**Task directions**
A copy is needed of each line in the records that has the word "JSON".

------ Provided records

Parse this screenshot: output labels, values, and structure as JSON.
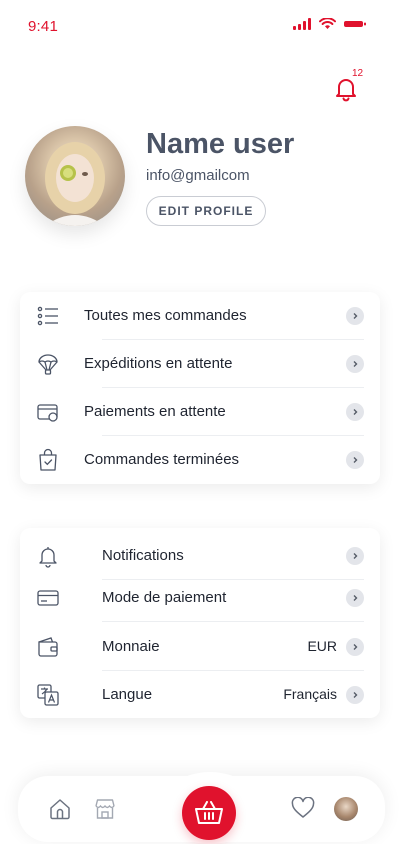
{
  "status_bar": {
    "time": "9:41"
  },
  "notifications_badge": {
    "count": "12"
  },
  "profile": {
    "name": "Name user",
    "email": "info@gmailcom",
    "edit_button": "EDIT PROFILE"
  },
  "orders_menu": {
    "items": [
      {
        "label": "Toutes mes commandes",
        "icon": "list-icon"
      },
      {
        "label": "Expéditions en attente",
        "icon": "parachute-icon"
      },
      {
        "label": "Paiements en attente",
        "icon": "wallet-icon"
      },
      {
        "label": "Commandes terminées",
        "icon": "bag-check-icon"
      }
    ]
  },
  "settings_menu": {
    "items": [
      {
        "label": "Notifications",
        "value": "",
        "icon": "bell-icon"
      },
      {
        "label": "Mode de paiement",
        "value": "",
        "icon": "credit-card-icon"
      },
      {
        "label": "Monnaie",
        "value": "EUR",
        "icon": "wallet-icon"
      },
      {
        "label": "Langue",
        "value": "Français",
        "icon": "translate-icon"
      }
    ]
  },
  "bottom_nav": {
    "items": [
      "home-icon",
      "store-icon",
      "basket-icon",
      "heart-icon",
      "profile-avatar"
    ]
  },
  "colors": {
    "accent": "#e0122d",
    "text": "#1f2430",
    "muted": "#4b5466"
  }
}
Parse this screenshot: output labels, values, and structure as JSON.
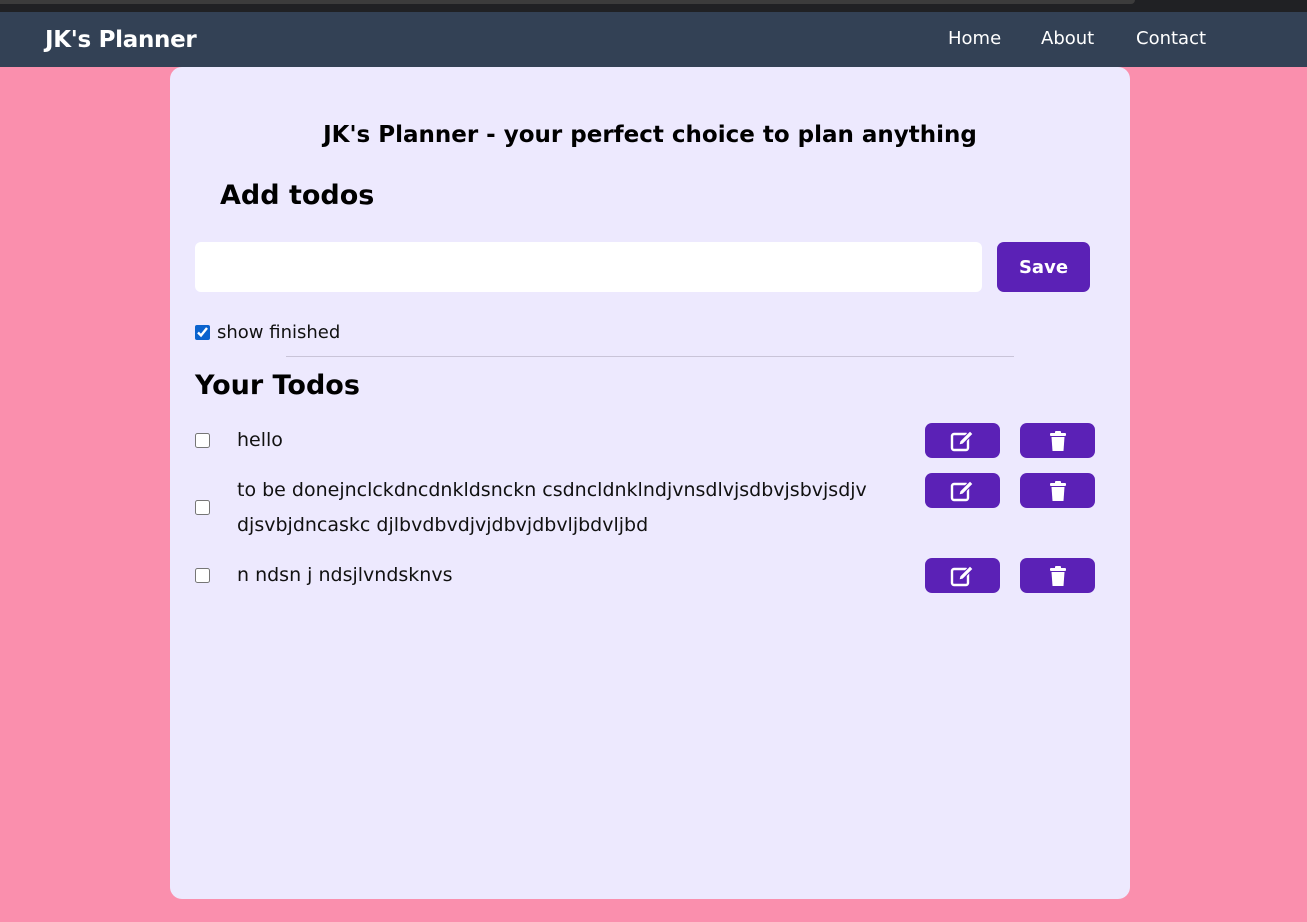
{
  "navbar": {
    "brand": "JK's Planner",
    "links": [
      "Home",
      "About",
      "Contact"
    ]
  },
  "main": {
    "headline": "JK's Planner - your perfect choice to plan anything",
    "add_heading": "Add todos",
    "input_value": "",
    "save_label": "Save",
    "show_finished_label": "show finished",
    "show_finished_checked": true,
    "todos_heading": "Your Todos",
    "todos": [
      {
        "text": "hello",
        "done": false
      },
      {
        "text": "to be donejnclckdncdnkldsnckn csdncldnklndjvnsdlvjsdbvjsbvjsdjv djsvbjdncaskc djlbvdbvdjvjdbvjdbvljbdvljbd",
        "done": false
      },
      {
        "text": "n ndsn j ndsjlvndsknvs",
        "done": false
      }
    ],
    "row_icons": {
      "edit": "edit-icon",
      "delete": "trash-icon"
    }
  },
  "colors": {
    "page_bg": "#fa8fad",
    "navbar_bg": "#334155",
    "card_bg": "#ede9fe",
    "button_bg": "#5b21b6"
  }
}
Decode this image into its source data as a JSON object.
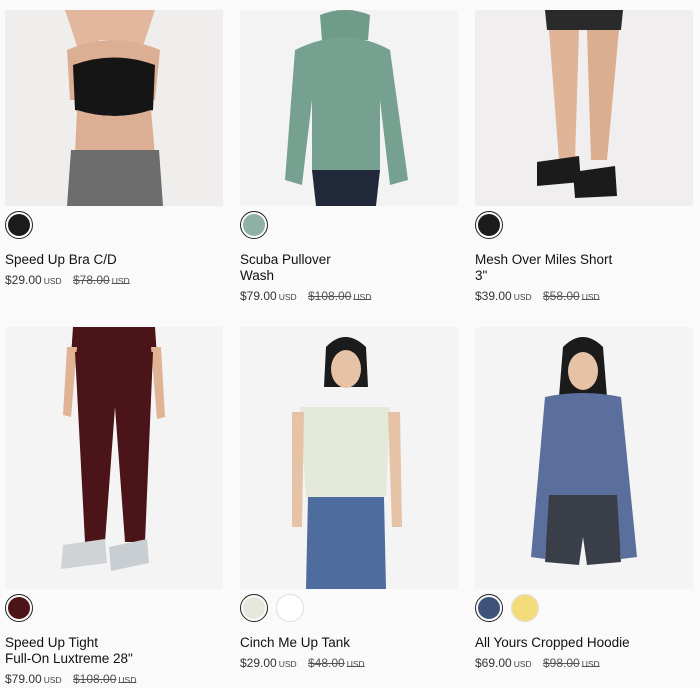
{
  "products": [
    {
      "name": "Speed Up Bra C/D",
      "price": "$29.00",
      "currency": "USD",
      "compare_price": "$78.00",
      "compare_currency": "USD",
      "swatches": [
        "#1c1c1c"
      ]
    },
    {
      "name": "Scuba Pullover\nWash",
      "price": "$79.00",
      "currency": "USD",
      "compare_price": "$108.00",
      "compare_currency": "USD",
      "swatches": [
        "#8fb0a6"
      ]
    },
    {
      "name": "Mesh Over Miles Short\n3\"",
      "price": "$39.00",
      "currency": "USD",
      "compare_price": "$58.00",
      "compare_currency": "USD",
      "swatches": [
        "#1c1c1c"
      ]
    },
    {
      "name": "Speed Up Tight\nFull-On Luxtreme 28\"",
      "price": "$79.00",
      "currency": "USD",
      "compare_price": "$108.00",
      "compare_currency": "USD",
      "swatches": [
        "#4a1418"
      ]
    },
    {
      "name": "Cinch Me Up Tank",
      "price": "$29.00",
      "currency": "USD",
      "compare_price": "$48.00",
      "compare_currency": "USD",
      "swatches": [
        "#e6e8dc",
        "#ffffff"
      ]
    },
    {
      "name": "All Yours Cropped Hoodie",
      "price": "$69.00",
      "currency": "USD",
      "compare_price": "$98.00",
      "compare_currency": "USD",
      "swatches": [
        "#3e5377",
        "#f2dd7a"
      ]
    }
  ]
}
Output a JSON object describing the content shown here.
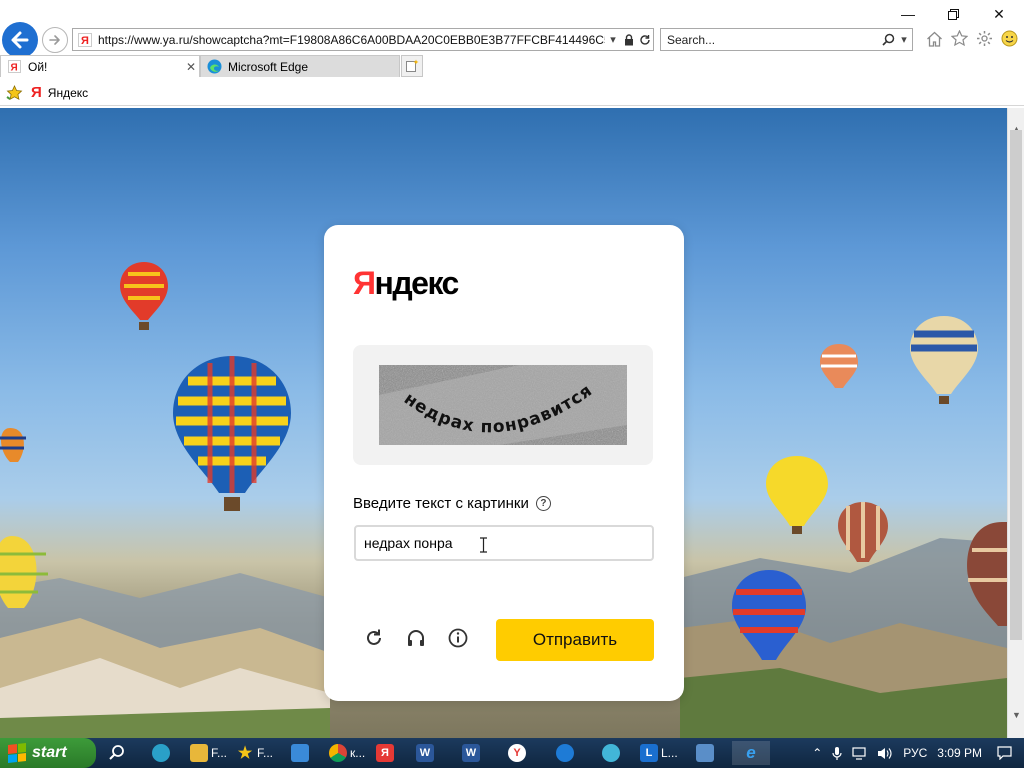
{
  "browser": {
    "url": "https://www.ya.ru/showcaptcha?mt=F19808A86C6A00BDAA20C0EBB0E3B77FFCBF414496C502C",
    "search_placeholder": "Search...",
    "tabs": [
      {
        "label": "Ой!",
        "active": true
      },
      {
        "label": "Microsoft Edge",
        "active": false
      }
    ],
    "favorites": [
      {
        "label": "Яндекс"
      }
    ]
  },
  "captcha": {
    "logo_red": "Я",
    "logo_rest": "ндекс",
    "image_text": "недрах понравится",
    "prompt_label": "Введите текст с картинки",
    "help_glyph": "?",
    "input_value": "недрах понра",
    "submit_label": "Отправить"
  },
  "taskbar": {
    "start_label": "start",
    "items": [
      "F...",
      "F...",
      "к...",
      "L..."
    ],
    "lang": "РУС",
    "time": "3:09 PM"
  },
  "colors": {
    "accent_yellow": "#ffcc00",
    "yandex_red": "#ff3333",
    "ie_blue": "#1f6fd1"
  }
}
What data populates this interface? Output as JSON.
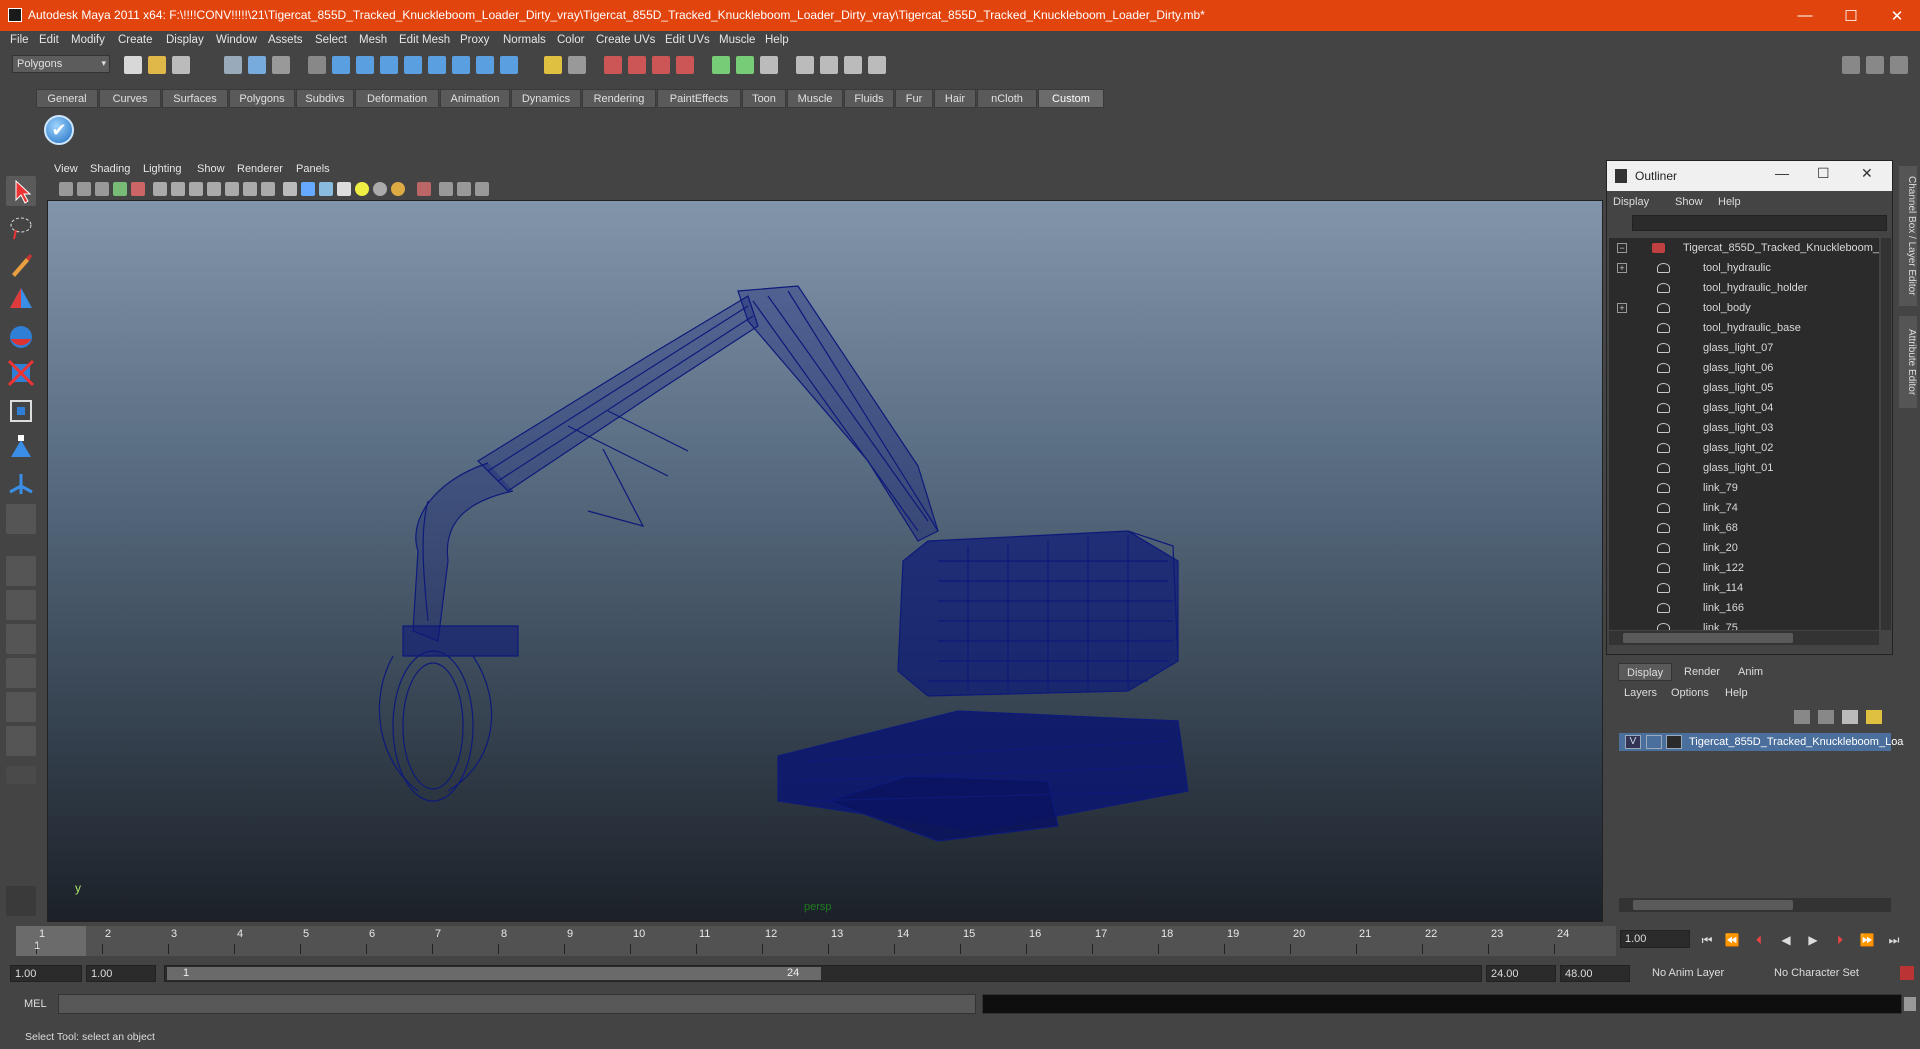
{
  "window": {
    "title": "Autodesk Maya 2011 x64: F:\\!!!!CONV!!!!!\\21\\Tigercat_855D_Tracked_Knuckleboom_Loader_Dirty_vray\\Tigercat_855D_Tracked_Knuckleboom_Loader_Dirty_vray\\Tigercat_855D_Tracked_Knuckleboom_Loader_Dirty.mb*",
    "minimize": "—",
    "maximize": "☐",
    "close": "✕"
  },
  "menu": [
    "File",
    "Edit",
    "Modify",
    "Create",
    "Display",
    "Window",
    "Assets",
    "Select",
    "Mesh",
    "Edit Mesh",
    "Proxy",
    "Normals",
    "Color",
    "Create UVs",
    "Edit UVs",
    "Muscle",
    "Help"
  ],
  "toolbar": {
    "mode": "Polygons",
    "mode_arrow": "▾"
  },
  "shelf": {
    "tabs": [
      "General",
      "Curves",
      "Surfaces",
      "Polygons",
      "Subdivs",
      "Deformation",
      "Animation",
      "Dynamics",
      "Rendering",
      "PaintEffects",
      "Toon",
      "Muscle",
      "Fluids",
      "Fur",
      "Hair",
      "nCloth",
      "Custom"
    ],
    "active_tab": "Custom",
    "button_glyph": "✔"
  },
  "viewport": {
    "menu": [
      "View",
      "Shading",
      "Lighting",
      "Show",
      "Renderer",
      "Panels"
    ],
    "camera": "persp",
    "axis_label": "y"
  },
  "outliner": {
    "title": "Outliner",
    "menu": [
      "Display",
      "Show",
      "Help"
    ],
    "root": "Tigercat_855D_Tracked_Knuckleboom_L",
    "items": [
      "tool_hydraulic",
      "tool_hydraulic_holder",
      "tool_body",
      "tool_hydraulic_base",
      "glass_light_07",
      "glass_light_06",
      "glass_light_05",
      "glass_light_04",
      "glass_light_03",
      "glass_light_02",
      "glass_light_01",
      "link_79",
      "link_74",
      "link_68",
      "link_20",
      "link_122",
      "link_114",
      "link_166",
      "link_75"
    ],
    "expander": "+",
    "collapser": "−"
  },
  "side_tabs": [
    "Channel Box / Layer Editor",
    "Attribute Editor"
  ],
  "layer_editor": {
    "tabs": [
      "Display",
      "Render",
      "Anim"
    ],
    "active_tab": "Display",
    "menu": [
      "Layers",
      "Options",
      "Help"
    ],
    "layer_name": "Tigercat_855D_Tracked_Knuckleboom_Loa",
    "visibility": "V"
  },
  "timeline": {
    "ticks": [
      "1",
      "2",
      "3",
      "4",
      "5",
      "6",
      "7",
      "8",
      "9",
      "10",
      "11",
      "12",
      "13",
      "14",
      "15",
      "16",
      "17",
      "18",
      "19",
      "20",
      "21",
      "22",
      "23",
      "24"
    ],
    "current_frame_label": "1",
    "current_time": "1.00",
    "playback": [
      "⏮",
      "⏪",
      "⏴",
      "◀",
      "▶",
      "⏵",
      "⏩",
      "⏭"
    ]
  },
  "range": {
    "start": "1.00",
    "playback_start": "1.00",
    "slider_start": "1",
    "slider_end": "24",
    "playback_end": "24.00",
    "end": "48.00",
    "anim_layer": "No Anim Layer",
    "character_set": "No Character Set"
  },
  "command": {
    "label": "MEL"
  },
  "help_line": "Select Tool: select an object",
  "colors": {
    "title_bar": "#e2440e",
    "wire": "#0d1a7a",
    "viewport_top": "#8395aa",
    "viewport_bottom": "#1c2128"
  }
}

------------

**Problem solution**
Parse this screenshot: output labels, values, and structure as JSON.
Parse this screenshot: output labels, values, and structure as JSON.
Decode this image into its source data as a JSON object.
Output a JSON object describing the content shown here.
What data populates this interface? Output as JSON.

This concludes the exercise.